*HOW TO COMPLETE THIS TASK*: Would you write out the whole listing below exactly as given?

*DATA*:
::::::::::

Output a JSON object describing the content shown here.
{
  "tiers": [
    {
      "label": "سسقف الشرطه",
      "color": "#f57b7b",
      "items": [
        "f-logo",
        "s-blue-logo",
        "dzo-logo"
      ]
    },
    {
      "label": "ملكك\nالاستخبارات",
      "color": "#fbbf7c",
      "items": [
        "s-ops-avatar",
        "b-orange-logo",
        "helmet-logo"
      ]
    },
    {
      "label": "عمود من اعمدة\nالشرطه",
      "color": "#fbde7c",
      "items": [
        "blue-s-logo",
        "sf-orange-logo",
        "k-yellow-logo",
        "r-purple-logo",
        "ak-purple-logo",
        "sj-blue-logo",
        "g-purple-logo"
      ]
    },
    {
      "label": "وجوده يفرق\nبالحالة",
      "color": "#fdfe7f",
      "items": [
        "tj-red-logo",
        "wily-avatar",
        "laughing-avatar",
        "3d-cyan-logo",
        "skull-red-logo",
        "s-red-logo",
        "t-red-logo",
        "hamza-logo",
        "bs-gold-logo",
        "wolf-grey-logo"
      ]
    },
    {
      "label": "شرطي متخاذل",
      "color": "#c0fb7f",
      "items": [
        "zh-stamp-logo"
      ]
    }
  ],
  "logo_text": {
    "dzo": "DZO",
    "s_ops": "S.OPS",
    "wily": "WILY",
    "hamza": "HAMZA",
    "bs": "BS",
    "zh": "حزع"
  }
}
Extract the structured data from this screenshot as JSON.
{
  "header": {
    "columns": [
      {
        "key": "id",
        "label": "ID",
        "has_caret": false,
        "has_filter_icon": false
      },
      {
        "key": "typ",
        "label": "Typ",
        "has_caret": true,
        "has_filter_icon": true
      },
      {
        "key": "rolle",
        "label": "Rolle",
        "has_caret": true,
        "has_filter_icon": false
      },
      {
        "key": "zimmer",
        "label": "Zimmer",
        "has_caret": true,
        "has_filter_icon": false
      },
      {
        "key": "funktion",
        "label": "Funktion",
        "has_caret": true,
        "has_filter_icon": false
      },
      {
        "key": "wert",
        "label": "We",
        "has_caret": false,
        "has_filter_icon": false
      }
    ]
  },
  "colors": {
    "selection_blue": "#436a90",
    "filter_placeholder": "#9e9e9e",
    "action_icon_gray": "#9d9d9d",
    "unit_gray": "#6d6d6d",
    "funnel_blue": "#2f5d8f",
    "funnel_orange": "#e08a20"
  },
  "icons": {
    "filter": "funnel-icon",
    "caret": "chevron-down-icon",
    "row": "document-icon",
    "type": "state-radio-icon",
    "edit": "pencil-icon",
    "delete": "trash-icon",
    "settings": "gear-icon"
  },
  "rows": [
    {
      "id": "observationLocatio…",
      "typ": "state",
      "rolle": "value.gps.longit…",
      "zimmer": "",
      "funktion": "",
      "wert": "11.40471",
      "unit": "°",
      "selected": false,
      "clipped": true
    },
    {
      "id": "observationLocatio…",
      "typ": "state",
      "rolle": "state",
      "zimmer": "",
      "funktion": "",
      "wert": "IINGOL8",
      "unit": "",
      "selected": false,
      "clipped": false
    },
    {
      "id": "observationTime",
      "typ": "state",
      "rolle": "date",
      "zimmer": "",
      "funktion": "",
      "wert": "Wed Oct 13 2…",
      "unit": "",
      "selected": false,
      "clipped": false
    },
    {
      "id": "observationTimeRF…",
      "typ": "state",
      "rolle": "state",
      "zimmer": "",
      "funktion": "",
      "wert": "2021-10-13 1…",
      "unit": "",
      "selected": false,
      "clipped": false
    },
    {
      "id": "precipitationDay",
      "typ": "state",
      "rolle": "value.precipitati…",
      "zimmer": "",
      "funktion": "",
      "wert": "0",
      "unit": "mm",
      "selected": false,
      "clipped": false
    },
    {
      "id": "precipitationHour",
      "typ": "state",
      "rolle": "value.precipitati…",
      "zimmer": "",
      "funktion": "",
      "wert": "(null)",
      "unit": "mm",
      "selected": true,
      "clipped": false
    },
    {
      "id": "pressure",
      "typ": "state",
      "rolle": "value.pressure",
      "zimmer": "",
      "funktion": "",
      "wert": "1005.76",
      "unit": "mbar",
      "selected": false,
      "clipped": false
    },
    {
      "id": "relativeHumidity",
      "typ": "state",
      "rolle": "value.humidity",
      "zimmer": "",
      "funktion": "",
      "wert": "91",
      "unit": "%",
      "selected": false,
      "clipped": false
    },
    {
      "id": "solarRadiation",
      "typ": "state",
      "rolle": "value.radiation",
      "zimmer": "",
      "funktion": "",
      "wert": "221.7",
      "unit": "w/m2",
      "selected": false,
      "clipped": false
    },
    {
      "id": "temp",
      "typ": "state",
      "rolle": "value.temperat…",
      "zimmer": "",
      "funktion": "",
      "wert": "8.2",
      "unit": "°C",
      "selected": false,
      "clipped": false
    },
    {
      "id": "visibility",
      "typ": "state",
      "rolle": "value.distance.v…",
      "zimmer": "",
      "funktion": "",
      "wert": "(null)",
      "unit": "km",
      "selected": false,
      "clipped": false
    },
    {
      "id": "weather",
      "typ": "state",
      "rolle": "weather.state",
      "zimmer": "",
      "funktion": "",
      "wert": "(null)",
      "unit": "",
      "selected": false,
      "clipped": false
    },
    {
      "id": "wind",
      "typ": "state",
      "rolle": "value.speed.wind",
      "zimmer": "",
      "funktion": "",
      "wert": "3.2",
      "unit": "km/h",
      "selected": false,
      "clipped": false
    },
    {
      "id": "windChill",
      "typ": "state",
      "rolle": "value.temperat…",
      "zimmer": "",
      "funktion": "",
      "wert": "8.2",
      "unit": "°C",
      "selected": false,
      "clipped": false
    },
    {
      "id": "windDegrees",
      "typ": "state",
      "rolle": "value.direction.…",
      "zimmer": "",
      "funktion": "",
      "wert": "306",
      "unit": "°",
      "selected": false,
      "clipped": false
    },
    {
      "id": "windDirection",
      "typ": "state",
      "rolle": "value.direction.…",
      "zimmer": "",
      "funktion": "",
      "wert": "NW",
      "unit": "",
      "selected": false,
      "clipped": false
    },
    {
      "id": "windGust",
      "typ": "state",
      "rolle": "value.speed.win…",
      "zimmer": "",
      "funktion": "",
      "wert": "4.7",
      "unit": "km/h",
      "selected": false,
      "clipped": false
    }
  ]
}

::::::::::

*SOLUTION TO THIS EXERCISE*:
Output a JSON object describing the content shown here.
{
  "tiers": [
    {
      "label": "سسقف الشرطه",
      "color": "#f57b7b",
      "items": [
        "f-logo",
        "s-blue-logo",
        "dzo-logo"
      ]
    },
    {
      "label": "ملكك\nالاستخبارات",
      "color": "#fbbf7c",
      "items": [
        "s-ops-avatar",
        "b-orange-logo",
        "helmet-logo"
      ]
    },
    {
      "label": "عمود من اعمدة\nالشرطه",
      "color": "#fbde7c",
      "items": [
        "blue-s-logo",
        "sf-orange-logo",
        "k-yellow-logo",
        "r-purple-logo",
        "ak-purple-logo",
        "sj-blue-logo",
        "g-purple-logo"
      ]
    },
    {
      "label": "وجوده يفرق\nبالحالة",
      "color": "#fdfe7f",
      "items": [
        "tj-red-logo",
        "wily-avatar",
        "laughing-avatar",
        "3d-cyan-logo",
        "skull-red-logo",
        "s-red-logo",
        "t-red-logo",
        "hamza-logo",
        "bs-gold-logo",
        "wolf-grey-logo"
      ]
    },
    {
      "label": "شرطي متخاذل",
      "color": "#c0fb7f",
      "items": [
        "zh-stamp-logo"
      ]
    }
  ],
  "logo_text": {
    "dzo": "DZO",
    "s_ops": "S.OPS",
    "wily": "WILY",
    "hamza": "HAMZA",
    "bs": "BS",
    "zh": "حزع"
  }
}
Extract the structured data from this screenshot as JSON.
{
  "header": {
    "columns": [
      {
        "key": "id",
        "label": "ID",
        "has_caret": false,
        "has_filter_icon": false
      },
      {
        "key": "typ",
        "label": "Typ",
        "has_caret": true,
        "has_filter_icon": true
      },
      {
        "key": "rolle",
        "label": "Rolle",
        "has_caret": true,
        "has_filter_icon": false
      },
      {
        "key": "zimmer",
        "label": "Zimmer",
        "has_caret": true,
        "has_filter_icon": false
      },
      {
        "key": "funktion",
        "label": "Funktion",
        "has_caret": true,
        "has_filter_icon": false
      },
      {
        "key": "wert",
        "label": "We",
        "has_caret": false,
        "has_filter_icon": false
      }
    ]
  },
  "colors": {
    "selection_blue": "#436a90",
    "filter_placeholder": "#9e9e9e",
    "action_icon_gray": "#9d9d9d",
    "unit_gray": "#6d6d6d",
    "funnel_blue": "#2f5d8f",
    "funnel_orange": "#e08a20"
  },
  "icons": {
    "filter": "funnel-icon",
    "caret": "chevron-down-icon",
    "row": "document-icon",
    "type": "state-radio-icon",
    "edit": "pencil-icon",
    "delete": "trash-icon",
    "settings": "gear-icon"
  },
  "rows": [
    {
      "id": "observationLocatio…",
      "typ": "state",
      "rolle": "value.gps.longit…",
      "zimmer": "",
      "funktion": "",
      "wert": "11.40471",
      "unit": "°",
      "selected": false,
      "clipped": true
    },
    {
      "id": "observationLocatio…",
      "typ": "state",
      "rolle": "state",
      "zimmer": "",
      "funktion": "",
      "wert": "IINGOL8",
      "unit": "",
      "selected": false,
      "clipped": false
    },
    {
      "id": "observationTime",
      "typ": "state",
      "rolle": "date",
      "zimmer": "",
      "funktion": "",
      "wert": "Wed Oct 13 2…",
      "unit": "",
      "selected": false,
      "clipped": false
    },
    {
      "id": "observationTimeRF…",
      "typ": "state",
      "rolle": "state",
      "zimmer": "",
      "funktion": "",
      "wert": "2021-10-13 1…",
      "unit": "",
      "selected": false,
      "clipped": false
    },
    {
      "id": "precipitationDay",
      "typ": "state",
      "rolle": "value.precipitati…",
      "zimmer": "",
      "funktion": "",
      "wert": "0",
      "unit": "mm",
      "selected": false,
      "clipped": false
    },
    {
      "id": "precipitationHour",
      "typ": "state",
      "rolle": "value.precipitati…",
      "zimmer": "",
      "funktion": "",
      "wert": "(null)",
      "unit": "mm",
      "selected": true,
      "clipped": false
    },
    {
      "id": "pressure",
      "typ": "state",
      "rolle": "value.pressure",
      "zimmer": "",
      "funktion": "",
      "wert": "1005.76",
      "unit": "mbar",
      "selected": false,
      "clipped": false
    },
    {
      "id": "relativeHumidity",
      "typ": "state",
      "rolle": "value.humidity",
      "zimmer": "",
      "funktion": "",
      "wert": "91",
      "unit": "%",
      "selected": false,
      "clipped": false
    },
    {
      "id": "solarRadiation",
      "typ": "state",
      "rolle": "value.radiation",
      "zimmer": "",
      "funktion": "",
      "wert": "221.7",
      "unit": "w/m2",
      "selected": false,
      "clipped": false
    },
    {
      "id": "temp",
      "typ": "state",
      "rolle": "value.temperat…",
      "zimmer": "",
      "funktion": "",
      "wert": "8.2",
      "unit": "°C",
      "selected": false,
      "clipped": false
    },
    {
      "id": "visibility",
      "typ": "state",
      "rolle": "value.distance.v…",
      "zimmer": "",
      "funktion": "",
      "wert": "(null)",
      "unit": "km",
      "selected": false,
      "clipped": false
    },
    {
      "id": "weather",
      "typ": "state",
      "rolle": "weather.state",
      "zimmer": "",
      "funktion": "",
      "wert": "(null)",
      "unit": "",
      "selected": false,
      "clipped": false
    },
    {
      "id": "wind",
      "typ": "state",
      "rolle": "value.speed.wind",
      "zimmer": "",
      "funktion": "",
      "wert": "3.2",
      "unit": "km/h",
      "selected": false,
      "clipped": false
    },
    {
      "id": "windChill",
      "typ": "state",
      "rolle": "value.temperat…",
      "zimmer": "",
      "funktion": "",
      "wert": "8.2",
      "unit": "°C",
      "selected": false,
      "clipped": false
    },
    {
      "id": "windDegrees",
      "typ": "state",
      "rolle": "value.direction.…",
      "zimmer": "",
      "funktion": "",
      "wert": "306",
      "unit": "°",
      "selected": false,
      "clipped": false
    },
    {
      "id": "windDirection",
      "typ": "state",
      "rolle": "value.direction.…",
      "zimmer": "",
      "funktion": "",
      "wert": "NW",
      "unit": "",
      "selected": false,
      "clipped": false
    },
    {
      "id": "windGust",
      "typ": "state",
      "rolle": "value.speed.win…",
      "zimmer": "",
      "funktion": "",
      "wert": "4.7",
      "unit": "km/h",
      "selected": false,
      "clipped": false
    }
  ]
}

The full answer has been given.